Benefits of Having a Creative Outlet
Benefits of Having a Creative Outlet
By Christine H.
Are you the type of person who likes to take time for watercolors? Perhaps you write your own songs on the guitar? Or you like to experiment with new baking recipes?
If you’re not someone who has a cherished creative outlet, why not? There are many of us who believe that we are simply not “creative” types, but that’s not true. A basic part of being human is having the ability and desire to create. That creativity can take many forms, but over and over again studies have found that people with creative outlets are happier, healthier, and feel more fulfilled. Here are some of the pivotal benefits of having a creative outlet:
Good for Your Body
This may be a surprising benefit of creative work. After all, it seems obvious that it can positively impact our mental health. But physical? It’s true. According to a study in the American Journal of Public Health, creative projects can actually relieve the stresses of chronic disease. Patients recovering from surgery and trauma were found to physically recover faster when they were given special time for art or writing. So, looking for a way to be healthy and counter disease? Pick up a paintbrush!
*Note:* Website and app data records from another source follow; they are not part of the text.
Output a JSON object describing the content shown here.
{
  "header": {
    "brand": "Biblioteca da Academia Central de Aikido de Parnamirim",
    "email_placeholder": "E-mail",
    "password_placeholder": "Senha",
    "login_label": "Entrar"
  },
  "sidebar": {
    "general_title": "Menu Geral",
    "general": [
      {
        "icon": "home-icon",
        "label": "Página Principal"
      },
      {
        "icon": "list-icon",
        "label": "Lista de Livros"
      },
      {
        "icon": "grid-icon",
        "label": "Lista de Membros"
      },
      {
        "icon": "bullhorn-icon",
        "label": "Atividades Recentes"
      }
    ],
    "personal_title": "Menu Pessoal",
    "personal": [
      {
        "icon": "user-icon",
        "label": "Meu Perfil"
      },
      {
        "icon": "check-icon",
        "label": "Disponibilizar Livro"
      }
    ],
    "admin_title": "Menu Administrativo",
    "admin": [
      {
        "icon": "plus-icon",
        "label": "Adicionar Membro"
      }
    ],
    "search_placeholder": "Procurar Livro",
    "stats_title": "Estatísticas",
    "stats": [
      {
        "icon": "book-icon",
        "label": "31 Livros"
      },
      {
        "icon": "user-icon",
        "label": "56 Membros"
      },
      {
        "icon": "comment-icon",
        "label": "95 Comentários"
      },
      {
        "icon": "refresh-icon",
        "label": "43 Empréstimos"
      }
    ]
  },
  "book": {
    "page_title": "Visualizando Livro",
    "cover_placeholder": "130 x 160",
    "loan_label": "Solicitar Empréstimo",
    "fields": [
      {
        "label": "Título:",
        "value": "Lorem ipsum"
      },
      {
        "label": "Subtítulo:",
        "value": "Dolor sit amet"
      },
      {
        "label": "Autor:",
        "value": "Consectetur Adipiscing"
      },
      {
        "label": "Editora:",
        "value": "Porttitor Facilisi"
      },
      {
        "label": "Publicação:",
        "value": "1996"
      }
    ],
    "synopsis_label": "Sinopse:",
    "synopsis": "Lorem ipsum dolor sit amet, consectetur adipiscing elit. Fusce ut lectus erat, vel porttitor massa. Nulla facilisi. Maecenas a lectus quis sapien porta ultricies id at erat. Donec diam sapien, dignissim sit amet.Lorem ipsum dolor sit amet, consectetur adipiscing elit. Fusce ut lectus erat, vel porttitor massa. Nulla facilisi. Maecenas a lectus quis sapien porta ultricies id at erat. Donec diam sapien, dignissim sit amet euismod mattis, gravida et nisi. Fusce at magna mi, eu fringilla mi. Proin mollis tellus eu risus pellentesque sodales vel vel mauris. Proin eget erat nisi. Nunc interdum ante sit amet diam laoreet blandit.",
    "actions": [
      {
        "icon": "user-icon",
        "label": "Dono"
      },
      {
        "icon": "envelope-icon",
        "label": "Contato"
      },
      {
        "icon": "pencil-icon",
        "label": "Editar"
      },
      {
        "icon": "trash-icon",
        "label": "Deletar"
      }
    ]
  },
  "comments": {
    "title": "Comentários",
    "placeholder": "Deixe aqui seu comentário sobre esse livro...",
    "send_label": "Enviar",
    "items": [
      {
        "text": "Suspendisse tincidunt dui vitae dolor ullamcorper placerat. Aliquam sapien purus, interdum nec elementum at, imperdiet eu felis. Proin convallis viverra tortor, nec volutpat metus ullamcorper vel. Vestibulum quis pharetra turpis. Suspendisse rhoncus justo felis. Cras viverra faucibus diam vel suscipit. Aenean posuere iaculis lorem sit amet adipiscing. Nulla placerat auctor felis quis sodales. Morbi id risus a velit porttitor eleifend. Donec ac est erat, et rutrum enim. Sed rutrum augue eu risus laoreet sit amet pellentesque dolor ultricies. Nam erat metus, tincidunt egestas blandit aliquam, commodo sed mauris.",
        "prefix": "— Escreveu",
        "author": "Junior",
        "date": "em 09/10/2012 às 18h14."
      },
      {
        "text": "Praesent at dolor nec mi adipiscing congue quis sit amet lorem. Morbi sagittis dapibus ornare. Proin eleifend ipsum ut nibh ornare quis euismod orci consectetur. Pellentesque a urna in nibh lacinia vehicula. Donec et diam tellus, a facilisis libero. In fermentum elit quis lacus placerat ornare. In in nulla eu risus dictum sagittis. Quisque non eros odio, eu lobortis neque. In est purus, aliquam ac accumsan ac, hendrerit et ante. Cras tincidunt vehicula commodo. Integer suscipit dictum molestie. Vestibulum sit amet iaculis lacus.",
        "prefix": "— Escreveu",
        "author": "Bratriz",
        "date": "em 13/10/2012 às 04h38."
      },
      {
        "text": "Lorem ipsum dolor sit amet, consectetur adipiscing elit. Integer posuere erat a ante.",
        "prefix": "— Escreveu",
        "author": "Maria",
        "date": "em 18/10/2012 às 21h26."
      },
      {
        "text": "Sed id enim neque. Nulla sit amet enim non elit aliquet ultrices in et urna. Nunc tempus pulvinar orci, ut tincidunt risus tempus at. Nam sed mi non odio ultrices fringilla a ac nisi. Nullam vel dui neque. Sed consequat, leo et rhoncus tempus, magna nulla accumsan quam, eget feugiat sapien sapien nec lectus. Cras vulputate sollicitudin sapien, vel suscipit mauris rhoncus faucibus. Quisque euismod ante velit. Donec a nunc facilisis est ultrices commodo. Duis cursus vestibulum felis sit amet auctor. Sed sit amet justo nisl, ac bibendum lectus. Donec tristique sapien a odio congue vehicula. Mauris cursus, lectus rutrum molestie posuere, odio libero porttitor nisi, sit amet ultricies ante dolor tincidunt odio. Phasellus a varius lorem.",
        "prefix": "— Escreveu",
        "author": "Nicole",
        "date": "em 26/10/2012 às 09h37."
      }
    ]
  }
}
Helps You Communicate Effectively
You might be a top-notch chatterer. However, when it comes to the heavy topics that plague our hearts and minds, small talk just won’t do the trick. Throughout history, people have found refuge in art, discovering it as a place to discuss the “big” questions, a place to reveal our deepest selves, and find others who share our struggles. Often, we find that a simple dialogue can’t say all that a poem, a dance, or a photograph can. It’s why we use art to try to express ourselves to a lover, and it’s why top institutions utilize experiential therapy to help patients recover from mental health challenges like trauma or addiction.
There’s another way that the arts can help us to communicate better. Sharing art and communication builds communities and companionship between disparate groups who find they have a common core. Finding your creative outlet can be a great way to meet new people and find others who share your concerns and passions.
Better for Your Brain
Over and over again, studies have found that children who are engaged in learning music also perform better in subjects like math and logical thinking. This is one of many reasons that so many of us fight so passionately to keep arts programs in school. Time spent on creative pursuits helps you to build memory, make essential connections between different parts of your brain, and keep focus.
Achieve Creative Flow
This is something that could be bundled into the brain benefits of creativity, but I think that it deserves its own section. Have you ever just been completely lost in a creative project? It’s the kind of feeling where you don’t even notice time passing, and after working for a while, you come away feeling rejuvenated and excited? Many specialists call this state of mind “flow” and it’s an amazing achievement of the brain. It’s the same feeling that Buddhists monks strive for as they meditate, and it has amazing powers to enrich your life. “Flow” spurs creative problem-solving, staves off stress and depression, and helps our brains stay healthy.
Gives You Power and Self-Esteem
With the advent of the “assembly line” in modern history, many social researchers found that there was a shift in working conditions. True, production time was greatly decreased, and factories were able to put out unprecedented numbers of cars. However, worker morale greatly dropped. There’s a big difference between being just one part of a machine, and seeing something through from beginning to end. Feeling connected to work that we make with our own hands gives us a feeling of ownership and responsibility. We love to see the end product of something and know that it’s something that we ourselves created. Surprisingly, one of our basic human needs is to give!
Let’s Get Started!
Convinced yet? Well, it’s time to go find that paint set in the back of the closet, or brush off your novel that you’ve wanted to write for a decade or more. Not sure what your creative outlet should be? Try some of these ideas to get started:
Join a community class.
Get personal lessons so you can really hone your talent and have accountability.
Set a deadline for a creative project and have someone else check in on you.
Schedule time every week for it--and don’t compromise!
Try something new with a friend. Ask them what they like to do, and then join them for a day or two.